**** ENTRIES PROVIDED

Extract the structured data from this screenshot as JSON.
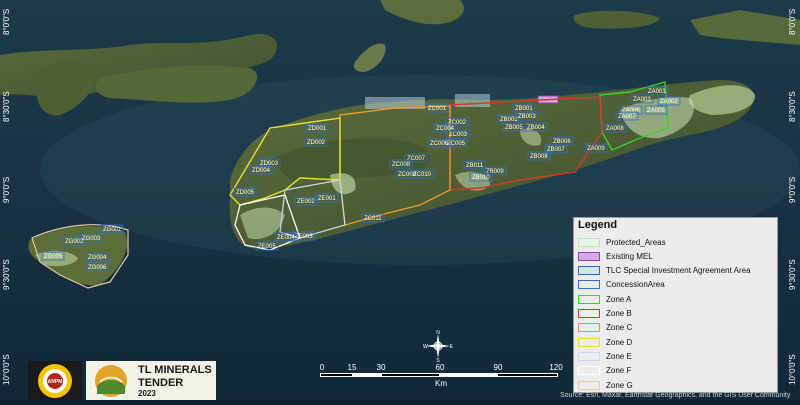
{
  "latitude_labels": [
    "8°0'0\"S",
    "8°30'0\"S",
    "9°0'0\"S",
    "9°30'0\"S",
    "10°0'0\"S"
  ],
  "legend": {
    "title": "Legend",
    "items": [
      {
        "label": "Protected_Areas",
        "fill": "#e9f6df",
        "stroke": "#c7dcbd"
      },
      {
        "label": "Existing MEL",
        "fill": "#d7a9e6",
        "stroke": "#8e3fb0"
      },
      {
        "label": "TLC Special Investment Agreement Area",
        "fill": "#cfe6f5",
        "stroke": "#2a6db5"
      },
      {
        "label": "ConcessionArea",
        "fill": "none",
        "stroke": "#2f6fd0"
      },
      {
        "label": "Zone A",
        "fill": "none",
        "stroke": "#3bd02a"
      },
      {
        "label": "Zone B",
        "fill": "none",
        "stroke": "#d23a2a"
      },
      {
        "label": "Zone C",
        "fill": "none",
        "stroke": "#e59a2a"
      },
      {
        "label": "Zone D",
        "fill": "none",
        "stroke": "#e8e02a"
      },
      {
        "label": "Zone E",
        "fill": "none",
        "stroke": "#c9d7ea"
      },
      {
        "label": "Zone F",
        "fill": "none",
        "stroke": "#ffffff"
      },
      {
        "label": "Zone G",
        "fill": "none",
        "stroke": "#e8c9a0"
      }
    ]
  },
  "scale": {
    "ticks": [
      "0",
      "15",
      "30",
      "60",
      "90",
      "120"
    ],
    "unit": "Km"
  },
  "compass": {
    "n": "N",
    "s": "S",
    "e": "E",
    "w": "W"
  },
  "logos": {
    "anpm_text": "ANPM",
    "tender_line1": "TL MINERALS",
    "tender_line2": "TENDER",
    "tender_year": "2023"
  },
  "attribution": "Source: Esri, Maxar, Earthstar Geographics, and the GIS User Community",
  "concessions": [
    {
      "id": "ZA001"
    },
    {
      "id": "ZA002"
    },
    {
      "id": "ZA003"
    },
    {
      "id": "ZA005"
    },
    {
      "id": "ZA006"
    },
    {
      "id": "ZA007"
    },
    {
      "id": "ZA008"
    },
    {
      "id": "ZA009"
    },
    {
      "id": "ZB001"
    },
    {
      "id": "ZB002"
    },
    {
      "id": "ZB003"
    },
    {
      "id": "ZB004"
    },
    {
      "id": "ZB005"
    },
    {
      "id": "ZB006"
    },
    {
      "id": "ZB007"
    },
    {
      "id": "ZB008"
    },
    {
      "id": "ZB009"
    },
    {
      "id": "ZB010"
    },
    {
      "id": "ZB011"
    },
    {
      "id": "ZC001"
    },
    {
      "id": "ZC002"
    },
    {
      "id": "ZC003"
    },
    {
      "id": "ZC004"
    },
    {
      "id": "ZC005"
    },
    {
      "id": "ZC006"
    },
    {
      "id": "ZC007"
    },
    {
      "id": "ZC008"
    },
    {
      "id": "ZC009"
    },
    {
      "id": "ZC010"
    },
    {
      "id": "ZC011"
    },
    {
      "id": "ZD001"
    },
    {
      "id": "ZD002"
    },
    {
      "id": "ZD003"
    },
    {
      "id": "ZD004"
    },
    {
      "id": "ZD005"
    },
    {
      "id": "ZE001"
    },
    {
      "id": "ZE002"
    },
    {
      "id": "ZE003"
    },
    {
      "id": "ZE004"
    },
    {
      "id": "ZE005"
    },
    {
      "id": "ZG001"
    },
    {
      "id": "ZG002"
    },
    {
      "id": "ZG003"
    },
    {
      "id": "ZG004"
    },
    {
      "id": "ZG005"
    },
    {
      "id": "ZG006"
    }
  ]
}
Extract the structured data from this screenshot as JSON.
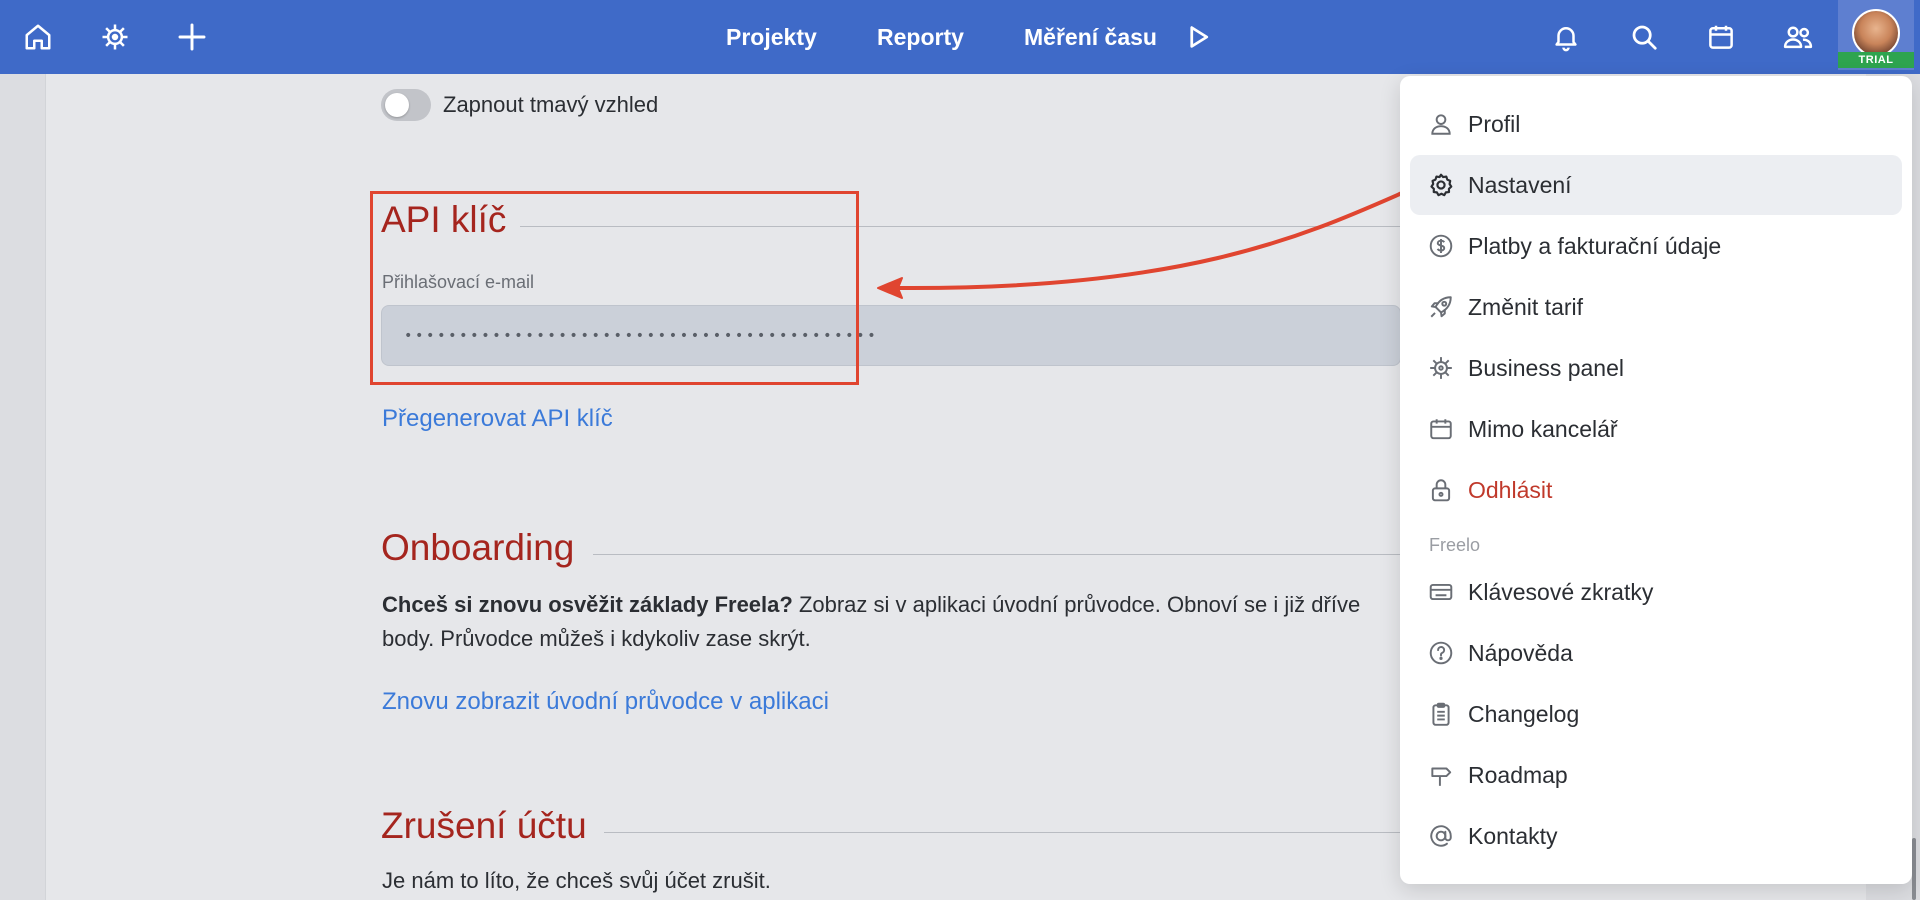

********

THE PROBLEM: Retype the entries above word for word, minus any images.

WRITTEN SOLUTION:
Extract the structured data from this screenshot as JSON.
{
  "latitude_labels": [
    "8°0'0\"S",
    "8°30'0\"S",
    "9°0'0\"S",
    "9°30'0\"S",
    "10°0'0\"S"
  ],
  "legend": {
    "title": "Legend",
    "items": [
      {
        "label": "Protected_Areas",
        "fill": "#e9f6df",
        "stroke": "#c7dcbd"
      },
      {
        "label": "Existing MEL",
        "fill": "#d7a9e6",
        "stroke": "#8e3fb0"
      },
      {
        "label": "TLC Special Investment Agreement Area",
        "fill": "#cfe6f5",
        "stroke": "#2a6db5"
      },
      {
        "label": "ConcessionArea",
        "fill": "none",
        "stroke": "#2f6fd0"
      },
      {
        "label": "Zone A",
        "fill": "none",
        "stroke": "#3bd02a"
      },
      {
        "label": "Zone B",
        "fill": "none",
        "stroke": "#d23a2a"
      },
      {
        "label": "Zone C",
        "fill": "none",
        "stroke": "#e59a2a"
      },
      {
        "label": "Zone D",
        "fill": "none",
        "stroke": "#e8e02a"
      },
      {
        "label": "Zone E",
        "fill": "none",
        "stroke": "#c9d7ea"
      },
      {
        "label": "Zone F",
        "fill": "none",
        "stroke": "#ffffff"
      },
      {
        "label": "Zone G",
        "fill": "none",
        "stroke": "#e8c9a0"
      }
    ]
  },
  "scale": {
    "ticks": [
      "0",
      "15",
      "30",
      "60",
      "90",
      "120"
    ],
    "unit": "Km"
  },
  "compass": {
    "n": "N",
    "s": "S",
    "e": "E",
    "w": "W"
  },
  "logos": {
    "anpm_text": "ANPM",
    "tender_line1": "TL MINERALS",
    "tender_line2": "TENDER",
    "tender_year": "2023"
  },
  "attribution": "Source: Esri, Maxar, Earthstar Geographics, and the GIS User Community",
  "concessions": [
    {
      "id": "ZA001"
    },
    {
      "id": "ZA002"
    },
    {
      "id": "ZA003"
    },
    {
      "id": "ZA005"
    },
    {
      "id": "ZA006"
    },
    {
      "id": "ZA007"
    },
    {
      "id": "ZA008"
    },
    {
      "id": "ZA009"
    },
    {
      "id": "ZB001"
    },
    {
      "id": "ZB002"
    },
    {
      "id": "ZB003"
    },
    {
      "id": "ZB004"
    },
    {
      "id": "ZB005"
    },
    {
      "id": "ZB006"
    },
    {
      "id": "ZB007"
    },
    {
      "id": "ZB008"
    },
    {
      "id": "ZB009"
    },
    {
      "id": "ZB010"
    },
    {
      "id": "ZB011"
    },
    {
      "id": "ZC001"
    },
    {
      "id": "ZC002"
    },
    {
      "id": "ZC003"
    },
    {
      "id": "ZC004"
    },
    {
      "id": "ZC005"
    },
    {
      "id": "ZC006"
    },
    {
      "id": "ZC007"
    },
    {
      "id": "ZC008"
    },
    {
      "id": "ZC009"
    },
    {
      "id": "ZC010"
    },
    {
      "id": "ZC011"
    },
    {
      "id": "ZD001"
    },
    {
      "id": "ZD002"
    },
    {
      "id": "ZD003"
    },
    {
      "id": "ZD004"
    },
    {
      "id": "ZD005"
    },
    {
      "id": "ZE001"
    },
    {
      "id": "ZE002"
    },
    {
      "id": "ZE003"
    },
    {
      "id": "ZE004"
    },
    {
      "id": "ZE005"
    },
    {
      "id": "ZG001"
    },
    {
      "id": "ZG002"
    },
    {
      "id": "ZG003"
    },
    {
      "id": "ZG004"
    },
    {
      "id": "ZG005"
    },
    {
      "id": "ZG006"
    }
  ]
}
Extract the structured data from this screenshot as JSON.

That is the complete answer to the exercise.